A feature film of this caliber requires a certain level of detail and complexity you can’t fit into an 18-minute short film. By that, I mean that our creative team, consisting of award-winning director and cinematographer Jordan Schulz and writer Andrew Creme, will need to take an innovative approach that transcends modern storytelling. The biggest challenge for a film without dialog is retaining interest throughout — and stunning audio and visuals alone won’t be enough. That means there needs to be a fair amount of complexity in the story itself. Whether it’s internal or external conflict, we want to understand the ins and outs of the hero and feel connected to them as they navigate their journey. Together these elements will help immerse audiences in what we hope is an unforgettable experience.
Was the film always without dialogue or did that change over time?
I always wanted to create an art movie without dialogue to communicate visual language through film, just like how I communicate through my paintings and sculptures. This form of expression is conducive to an emotional and spiritual connection. Similar to looking at a painting or sculpture, we filmed “Creation” to be viewed in the same way. My goal is to have a movie that is universal in its format so it can be interpreted internationally — for it to transcend communication to a different level of language. I wanted to cross over the limits of verbal communication and rely on a connection through emotions by seeing and hearing what the film wants to convey.
What led you into the world of philanthropy?

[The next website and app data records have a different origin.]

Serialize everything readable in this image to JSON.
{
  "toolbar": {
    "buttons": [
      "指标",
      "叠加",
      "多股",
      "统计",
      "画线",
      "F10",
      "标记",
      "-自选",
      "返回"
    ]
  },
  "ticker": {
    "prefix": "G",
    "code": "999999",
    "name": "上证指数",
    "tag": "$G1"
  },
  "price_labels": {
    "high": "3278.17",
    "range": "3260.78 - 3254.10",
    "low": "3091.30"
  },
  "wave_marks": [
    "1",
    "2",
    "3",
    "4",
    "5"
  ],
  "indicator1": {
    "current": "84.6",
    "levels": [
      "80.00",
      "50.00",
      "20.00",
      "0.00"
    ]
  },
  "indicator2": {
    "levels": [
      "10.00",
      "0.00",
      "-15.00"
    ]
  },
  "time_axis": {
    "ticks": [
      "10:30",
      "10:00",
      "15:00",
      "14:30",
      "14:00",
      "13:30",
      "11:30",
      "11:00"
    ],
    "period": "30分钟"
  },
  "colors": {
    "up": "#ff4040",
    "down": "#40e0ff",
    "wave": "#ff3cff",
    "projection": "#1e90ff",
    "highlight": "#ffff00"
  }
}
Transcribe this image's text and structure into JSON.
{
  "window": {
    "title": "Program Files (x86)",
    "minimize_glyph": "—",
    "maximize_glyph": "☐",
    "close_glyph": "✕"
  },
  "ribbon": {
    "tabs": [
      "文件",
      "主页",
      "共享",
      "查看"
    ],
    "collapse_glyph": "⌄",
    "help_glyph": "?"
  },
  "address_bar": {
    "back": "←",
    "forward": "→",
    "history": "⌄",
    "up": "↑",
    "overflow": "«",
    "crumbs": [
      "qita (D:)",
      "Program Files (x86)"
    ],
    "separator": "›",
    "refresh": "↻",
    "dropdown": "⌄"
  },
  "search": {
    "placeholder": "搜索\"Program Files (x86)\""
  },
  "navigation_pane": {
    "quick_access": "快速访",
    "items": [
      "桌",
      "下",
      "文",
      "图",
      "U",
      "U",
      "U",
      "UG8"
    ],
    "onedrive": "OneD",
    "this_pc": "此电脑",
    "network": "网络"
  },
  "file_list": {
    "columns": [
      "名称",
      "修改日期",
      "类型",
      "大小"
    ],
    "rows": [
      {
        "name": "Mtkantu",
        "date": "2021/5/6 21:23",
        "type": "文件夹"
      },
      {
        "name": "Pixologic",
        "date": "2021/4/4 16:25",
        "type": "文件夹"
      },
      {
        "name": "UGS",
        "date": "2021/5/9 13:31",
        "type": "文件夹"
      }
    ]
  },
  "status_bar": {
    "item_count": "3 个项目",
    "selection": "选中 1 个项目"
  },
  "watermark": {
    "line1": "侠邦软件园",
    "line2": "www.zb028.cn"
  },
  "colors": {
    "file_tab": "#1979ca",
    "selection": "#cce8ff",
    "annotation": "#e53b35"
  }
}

Growing up as an orphan, I struggled with poverty and I wanted other orphans to have better opportunities and experiences in this world. I was fortunate enough to move past my disadvantages and could share my artistic visions and I hope to give the same opportunities to orphans. Although my philanthropic purpose is more focused on children, it’s also for myself so that I can feel I’m doing something impactful and I will continue this purpose. I feel it’s my duty and responsibility. I just feel that by myself I cannot accomplish what I need to do in this realm, so I want to provide additional resources so that others can also contribute to this world and continue my legacy.

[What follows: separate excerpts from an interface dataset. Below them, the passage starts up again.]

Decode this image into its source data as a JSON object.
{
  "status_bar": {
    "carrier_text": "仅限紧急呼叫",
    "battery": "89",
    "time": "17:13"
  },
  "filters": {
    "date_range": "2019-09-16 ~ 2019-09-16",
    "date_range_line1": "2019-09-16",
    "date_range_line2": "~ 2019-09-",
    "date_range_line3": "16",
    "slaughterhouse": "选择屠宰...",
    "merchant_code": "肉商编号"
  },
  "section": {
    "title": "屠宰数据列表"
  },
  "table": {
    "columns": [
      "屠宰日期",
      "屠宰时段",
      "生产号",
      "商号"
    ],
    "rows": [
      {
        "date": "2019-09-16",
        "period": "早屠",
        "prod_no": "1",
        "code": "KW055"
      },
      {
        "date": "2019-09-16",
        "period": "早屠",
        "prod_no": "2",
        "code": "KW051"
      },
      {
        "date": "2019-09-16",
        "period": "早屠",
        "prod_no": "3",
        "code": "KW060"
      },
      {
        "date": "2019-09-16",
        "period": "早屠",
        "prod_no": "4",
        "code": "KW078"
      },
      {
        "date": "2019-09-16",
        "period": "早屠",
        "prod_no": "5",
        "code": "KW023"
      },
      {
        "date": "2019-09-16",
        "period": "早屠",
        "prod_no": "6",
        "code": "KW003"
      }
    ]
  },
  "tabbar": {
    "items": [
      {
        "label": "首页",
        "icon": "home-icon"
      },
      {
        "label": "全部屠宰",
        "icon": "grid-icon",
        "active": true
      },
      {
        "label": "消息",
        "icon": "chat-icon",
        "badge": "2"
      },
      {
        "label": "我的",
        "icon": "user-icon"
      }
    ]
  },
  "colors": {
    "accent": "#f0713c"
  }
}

Do you have plans to continue your philanthropy or is your current focus on the films?
I plan to continue my philanthropy, It’s part of my being because I grew up poor and I understand what it’s like to have nothing and what it’s like to then be afforded opportunities. If it’s successful, it will help create more awareness and prestige for me as an artist, making my artwork more recognizable, and hopefully increase more sales. The more income from my art, the more I can contribute to philanthropy. The art films I am creating would create more awareness and exposure to the world, which will bring my message of universal truth. It’s my hope that those who embrace my message will also be able to enhance themselves and make a difference in their lives. It’s all related, whether philanthropy is through film, through financial donation, or through mentoring art, all of it can help make this world a better place and enhance humanity. I believe that philanthropy comes in many forms, and I will continue to do my part in many forms during my lifetime.
Winn features sculptures of Creation at his gallery, the Winn Slavin Fine Art Gallery. The gallery, one of the most prestigious art galleries in Beverly Hills, is situated on the famed Rodeo Drive. In 2019, the NEST Foundation in Hollywood also awarded Daniel Winn the “Philanthropic Artist of the Year.” When asked about his future by Golden Globe Awards he said he aims for his art philosophy, “Existential Surrealism” to become a household name.